If you’ve read the comments on this item, it’s not hard to see that “Harry Potter” fans are not too pleased with Warner Bros.’ decision to move the nearly-completed Harry Potter and the Half-Blood Prince from November 21 to July 17, 2009.
In that announcement, Warner Bros. President and Chief Operating Officer Alan Horn stated the studio’s reasons for moving the film. He said the reasons are twofold: “we know the summer season is an ideal window for a family tent pole release… [and] we are still feeling the repercussions of the writers’ strike, which impacted the readiness of scripts for other filmschanging the competitive landscape for 2009 and offering new windows of opportunity that we wanted to take advantage of.”
It looks like the Warner Bros. Pictures offices were flooded with complaints from the fans, as Horn has now released the following statement to all the fans:
Many of you have written to me to express your disappointment in our moving “Harry Potter and the Half-Blood Prince” to Summer 2009.
Please be assured that we share your love for Harry Potter and would certainly never do anything to hurt any of the films. Over the past 10 years, we have nurtured and protected each film, and the integrity of the books upon which they are based, to the best of our ability.
The decision to move “Harry Potter and the Half-Blood Prince” was not taken lightly, and was never intended to upset our Harry Potter fans. We know you have built this series into what it is, and we thank you for your ongoing enthusiasm and support.
If I may offer a silver lining: there would have been a two-year gap between “Half-Blood Prince” and the much-anticipated first part of “Harry Potter and the Deathly Hallows,” which opens in November 2010.

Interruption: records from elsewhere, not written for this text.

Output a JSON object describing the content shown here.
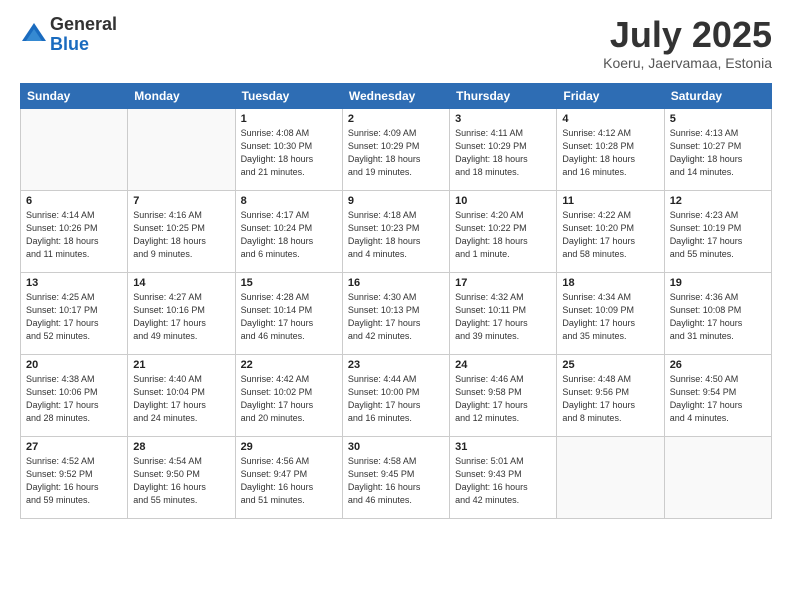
{
  "header": {
    "logo_general": "General",
    "logo_blue": "Blue",
    "month_title": "July 2025",
    "subtitle": "Koeru, Jaervamaa, Estonia"
  },
  "days_of_week": [
    "Sunday",
    "Monday",
    "Tuesday",
    "Wednesday",
    "Thursday",
    "Friday",
    "Saturday"
  ],
  "weeks": [
    [
      {
        "day": "",
        "detail": ""
      },
      {
        "day": "",
        "detail": ""
      },
      {
        "day": "1",
        "detail": "Sunrise: 4:08 AM\nSunset: 10:30 PM\nDaylight: 18 hours\nand 21 minutes."
      },
      {
        "day": "2",
        "detail": "Sunrise: 4:09 AM\nSunset: 10:29 PM\nDaylight: 18 hours\nand 19 minutes."
      },
      {
        "day": "3",
        "detail": "Sunrise: 4:11 AM\nSunset: 10:29 PM\nDaylight: 18 hours\nand 18 minutes."
      },
      {
        "day": "4",
        "detail": "Sunrise: 4:12 AM\nSunset: 10:28 PM\nDaylight: 18 hours\nand 16 minutes."
      },
      {
        "day": "5",
        "detail": "Sunrise: 4:13 AM\nSunset: 10:27 PM\nDaylight: 18 hours\nand 14 minutes."
      }
    ],
    [
      {
        "day": "6",
        "detail": "Sunrise: 4:14 AM\nSunset: 10:26 PM\nDaylight: 18 hours\nand 11 minutes."
      },
      {
        "day": "7",
        "detail": "Sunrise: 4:16 AM\nSunset: 10:25 PM\nDaylight: 18 hours\nand 9 minutes."
      },
      {
        "day": "8",
        "detail": "Sunrise: 4:17 AM\nSunset: 10:24 PM\nDaylight: 18 hours\nand 6 minutes."
      },
      {
        "day": "9",
        "detail": "Sunrise: 4:18 AM\nSunset: 10:23 PM\nDaylight: 18 hours\nand 4 minutes."
      },
      {
        "day": "10",
        "detail": "Sunrise: 4:20 AM\nSunset: 10:22 PM\nDaylight: 18 hours\nand 1 minute."
      },
      {
        "day": "11",
        "detail": "Sunrise: 4:22 AM\nSunset: 10:20 PM\nDaylight: 17 hours\nand 58 minutes."
      },
      {
        "day": "12",
        "detail": "Sunrise: 4:23 AM\nSunset: 10:19 PM\nDaylight: 17 hours\nand 55 minutes."
      }
    ],
    [
      {
        "day": "13",
        "detail": "Sunrise: 4:25 AM\nSunset: 10:17 PM\nDaylight: 17 hours\nand 52 minutes."
      },
      {
        "day": "14",
        "detail": "Sunrise: 4:27 AM\nSunset: 10:16 PM\nDaylight: 17 hours\nand 49 minutes."
      },
      {
        "day": "15",
        "detail": "Sunrise: 4:28 AM\nSunset: 10:14 PM\nDaylight: 17 hours\nand 46 minutes."
      },
      {
        "day": "16",
        "detail": "Sunrise: 4:30 AM\nSunset: 10:13 PM\nDaylight: 17 hours\nand 42 minutes."
      },
      {
        "day": "17",
        "detail": "Sunrise: 4:32 AM\nSunset: 10:11 PM\nDaylight: 17 hours\nand 39 minutes."
      },
      {
        "day": "18",
        "detail": "Sunrise: 4:34 AM\nSunset: 10:09 PM\nDaylight: 17 hours\nand 35 minutes."
      },
      {
        "day": "19",
        "detail": "Sunrise: 4:36 AM\nSunset: 10:08 PM\nDaylight: 17 hours\nand 31 minutes."
      }
    ],
    [
      {
        "day": "20",
        "detail": "Sunrise: 4:38 AM\nSunset: 10:06 PM\nDaylight: 17 hours\nand 28 minutes."
      },
      {
        "day": "21",
        "detail": "Sunrise: 4:40 AM\nSunset: 10:04 PM\nDaylight: 17 hours\nand 24 minutes."
      },
      {
        "day": "22",
        "detail": "Sunrise: 4:42 AM\nSunset: 10:02 PM\nDaylight: 17 hours\nand 20 minutes."
      },
      {
        "day": "23",
        "detail": "Sunrise: 4:44 AM\nSunset: 10:00 PM\nDaylight: 17 hours\nand 16 minutes."
      },
      {
        "day": "24",
        "detail": "Sunrise: 4:46 AM\nSunset: 9:58 PM\nDaylight: 17 hours\nand 12 minutes."
      },
      {
        "day": "25",
        "detail": "Sunrise: 4:48 AM\nSunset: 9:56 PM\nDaylight: 17 hours\nand 8 minutes."
      },
      {
        "day": "26",
        "detail": "Sunrise: 4:50 AM\nSunset: 9:54 PM\nDaylight: 17 hours\nand 4 minutes."
      }
    ],
    [
      {
        "day": "27",
        "detail": "Sunrise: 4:52 AM\nSunset: 9:52 PM\nDaylight: 16 hours\nand 59 minutes."
      },
      {
        "day": "28",
        "detail": "Sunrise: 4:54 AM\nSunset: 9:50 PM\nDaylight: 16 hours\nand 55 minutes."
      },
      {
        "day": "29",
        "detail": "Sunrise: 4:56 AM\nSunset: 9:47 PM\nDaylight: 16 hours\nand 51 minutes."
      },
      {
        "day": "30",
        "detail": "Sunrise: 4:58 AM\nSunset: 9:45 PM\nDaylight: 16 hours\nand 46 minutes."
      },
      {
        "day": "31",
        "detail": "Sunrise: 5:01 AM\nSunset: 9:43 PM\nDaylight: 16 hours\nand 42 minutes."
      },
      {
        "day": "",
        "detail": ""
      },
      {
        "day": "",
        "detail": ""
      }
    ]
  ]
}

So although we have to wait a little longer for “Half-Blood Prince,” the wait from that film until “Deathly Hallows” will be less than 18 months. I am sorry to have disappointed you now, but if you hold on a little longer, I believe it will be worth the wait.
According to the poll on our main page, 60.3% of voters say it was a bad move on the studio’s part, whereas 29.3% don’t care either way, and 10.5% believe it was a good move.